Precision medicine aims to tailor treatments to each patient for a more effective health care system, especially for complex diseases where the “one drug fits all” concept does not hold true. While genetic biomarkers are a potential solution, little is still understood about DNA, making precise and unbiased predictions difficult. To test emerging drugs and understand the accuracy of genetic biomarkers, pharmaceutical companies need to conduct their tests on materials as close to the patient as possible. The answer can be found in one of the hottest topics in life science today: organoids, miniature three-dimensional human tissue cultures derived from stem cells that reproduce much of the original human organ at tiny scale in the laboratory.

“Organoids can be multiplied without changing the cells’ DNA. This makes them unique and a faithful representation of the genetic and functional machinery of patients and their diseases,” explains Sylke Hoehnel. “They are ideal testbeds, but to increase their adoption we need to make them more user-friendly.” In 2016, Sylke co-founded SUN bioscience to standardise organoid culture and facilitate their use in drug screenings.


To achieve this, Sylke and her co-founder, Nathalie Brandenberg, have developed a proprietary hardware technology called Gri3D, used to produce organoids at large scale, high quality and lower cost.
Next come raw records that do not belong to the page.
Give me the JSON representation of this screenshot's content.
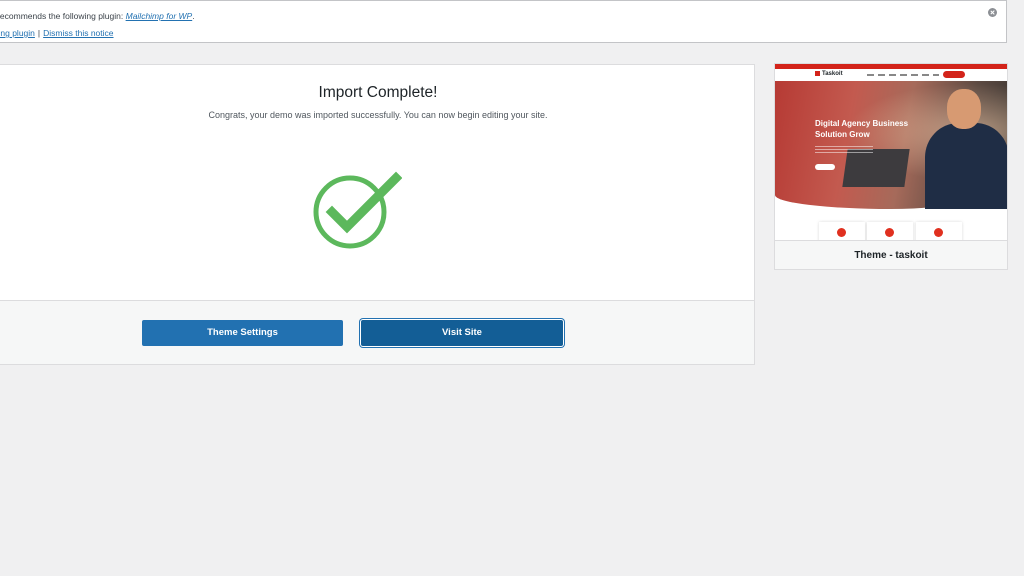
{
  "notice": {
    "prefix": "e recommends the following plugin: ",
    "plugin_link": "Mailchimp for WP",
    "suffix": ".",
    "action_link": "alling plugin",
    "separator": "|",
    "dismiss_link": "Dismiss this notice",
    "dismiss_icon": "close-circle-icon"
  },
  "import": {
    "title": "Import Complete!",
    "message": "Congrats, your demo was imported successfully. You can now begin editing your site.",
    "status_icon": "checkmark-circle-icon",
    "status_color": "#5cb85c"
  },
  "actions": {
    "theme_settings_label": "Theme Settings",
    "visit_site_label": "Visit Site"
  },
  "theme_card": {
    "name": "Theme - taskoit",
    "preview": {
      "logo": "Taskoit",
      "hero_title_line1": "Digital Agency Business",
      "hero_title_line2": "Solution Grow",
      "accent": "#d3231a"
    }
  },
  "colors": {
    "primary_button": "#2271b1",
    "primary_button_focus": "#135e96",
    "link": "#2271b1"
  }
}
The company has developed its own custom manufacturing robot to make Gri3D, allowing the technology to be fine-tuned to every organoid system. Launched in 2016, the company has already notched up 58 clients in 13 countries, including important pharmaceutical firms and European stem cell academics.

One of the first organoids grown on SUN bioscience’s Gri3D are “mini-intestines” for Cystic Fibrosis research. “Cystic Fibrosis serves as an ideal proof-of-concept to demonstrate the effectiveness of this type of precision medicine,” says Sylke. “Drug efficacy for the disease hovers at barely over 50% for the most common mutation. Testing directly on an organoid, rather than predicting success based on genetic analysis, has the potential to improve these results.” To carry out these tests, SUN bioscience is exploring new clinical readouts that work exclusively with its Gri3D-produced organoids. A clinical pilot in Switzerland using their technology is currently underway.Alongside medical benefits come economic and environmental advantages. “Our technology maximises the amount of readable data points per surface, with up to 1,000 more than other organ-on-a-chip technologies, but at a comparable price.” And since the plastics employed in this field are single-use, 1,000 more data points can eliminate hundreds of plates that would normally be used, saving on plastic waste.Keen to protect patient data and identities and anticipate upcoming regulations, SUN bioscience is also developing strategies to allow access to large sets of patient-specific organoids while maintaining privacy. “We want patients to be directly involved in decisions about how their cells are used and what data is generated on them,” says Sylke. 

Like many scientists turned entrepreneurs, Sylke evokes the frustration of seeing how much fine scientific research ends up tucked away in university drawers. Her company was born from a side project which she and Nathalie worked on to standardise fabrication of retinal organoids, in collaboration with the Jules Gonin Eye Hospital in Lausanne. It was here that they started to develop their Gri3D technology. “It was exciting because it was a tricky project that we conducted alongside our PhD without even knowing if it would work!” says Sylke. “But it was also inspiring to be so close to doctors’ and patients’ needs.”